Many medium-to-large organizations host their own mail servers.
It is unlikely that you will need to set up your own mail server, but in some situations there are good reasons for doing so.
Your mail server will be on the same network as your client machine, and so connection between your
client machine and mail server will be much faster.
If you have a dial-up connection (rather than a dedicated Internet connection), then having your own mail server allow you to work on your email without ever having to connect manually to the Internet. You can configure our email server to send and receive mail in batches, by connecting to Internet at specified times.
You can customize a mail server's security and monitoring rules, so that it alerts you if it receives a
message that contains certain blocked words or if it detects unusual activity.
Hosting your own mail server
Hosting your own mail server comes with its burdens, too. There is the increased cost of support and maintenance, and
the additional chance of being compromised (you're protected from this if you use an ISP's mail server).
It is also more important to ensure that you keep your antivirus software up to date, and that it scans each e-mail.
There is a risk that your mail server will become an open relay SMTP server (this is
where another user uses your mail server as a gateway for sending mail).
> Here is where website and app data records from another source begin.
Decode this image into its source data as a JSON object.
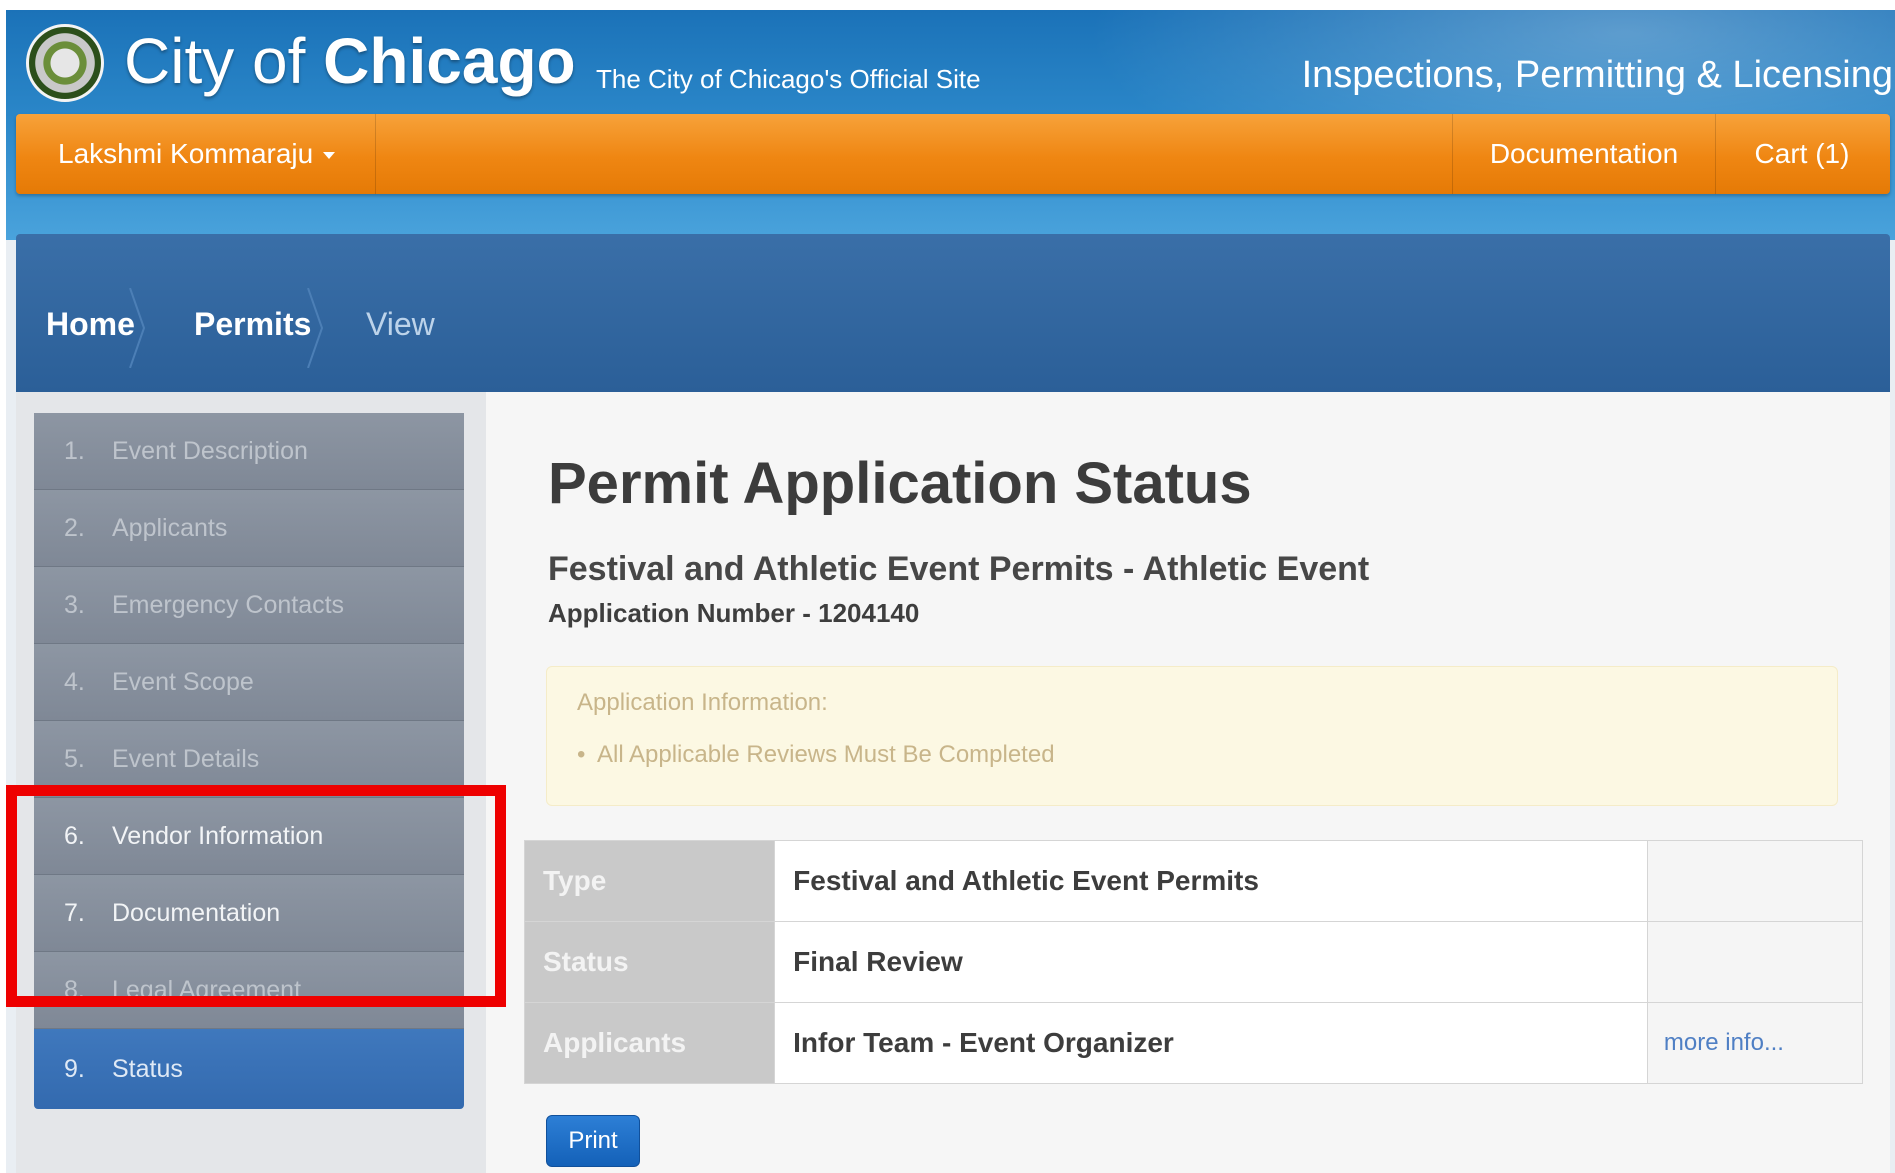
{
  "header": {
    "logo_prefix": "City of ",
    "logo_bold": "Chicago",
    "tagline": "The City of Chicago's Official Site",
    "section_title": "Inspections, Permitting & Licensing"
  },
  "navbar": {
    "user_name": "Lakshmi Kommaraju",
    "documentation": "Documentation",
    "cart": "Cart (1)"
  },
  "breadcrumb": [
    "Home",
    "Permits",
    "View"
  ],
  "steps": [
    {
      "num": "1.",
      "label": "Event Description"
    },
    {
      "num": "2.",
      "label": "Applicants"
    },
    {
      "num": "3.",
      "label": "Emergency Contacts"
    },
    {
      "num": "4.",
      "label": "Event Scope"
    },
    {
      "num": "5.",
      "label": "Event Details"
    },
    {
      "num": "6.",
      "label": "Vendor Information"
    },
    {
      "num": "7.",
      "label": "Documentation"
    },
    {
      "num": "8.",
      "label": "Legal Agreement"
    },
    {
      "num": "9.",
      "label": "Status"
    }
  ],
  "main": {
    "title": "Permit Application Status",
    "subtitle": "Festival and Athletic Event Permits - Athletic Event",
    "application_number": "Application Number - 1204140",
    "alert": {
      "heading": "Application Information:",
      "items": [
        "All Applicable Reviews Must Be Completed"
      ]
    },
    "table": [
      {
        "label": "Type",
        "value": "Festival and Athletic Event Permits",
        "action": ""
      },
      {
        "label": "Status",
        "value": "Final Review",
        "action": ""
      },
      {
        "label": "Applicants",
        "value": "Infor Team - Event Organizer",
        "action": "more info..."
      }
    ],
    "print_label": "Print"
  },
  "colors": {
    "navbar_orange": "#ef8612",
    "header_blue": "#1b72b8",
    "breadcrumb_blue": "#2b5f98",
    "active_step": "#336aaf",
    "highlight_red": "#ee0000"
  }
}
If you do decide to host your own mail server, then you will not be surprised to learn that the Red Hat Linux 9 operating
system comes with a default mail server. It's called Sendmail.
Three Transfer mail Agents
The three agents that transfer mail from sender to recipient
Mail Transfer Agents (MTAs) move email between domains on the Internet Mail routing through an MTA is not intended for the MTA's domain.
The MTA is only moving the email one step closer to the final recipient
The (SMTP) Simple Mail Transfer Protocol is the protocol responsible for moving email between MDAs and MTAs.
Mail Delivery Agents (MDAs) receive all email bound for the domain they are in. Once receive, MDAs hold the mail until retrieved by user MUAs.
User MUAs retrieve mail from MDAs using protocols such as POP3 and IMAP. These protocols are more powerful than SMTP, because they allow the users to manipulate their mail rather than simply transfer it.
Mail User Agents (MUAs) allow users to read, send, print, save, and compose email.
Linux supports several MUAs, from graphical to text based.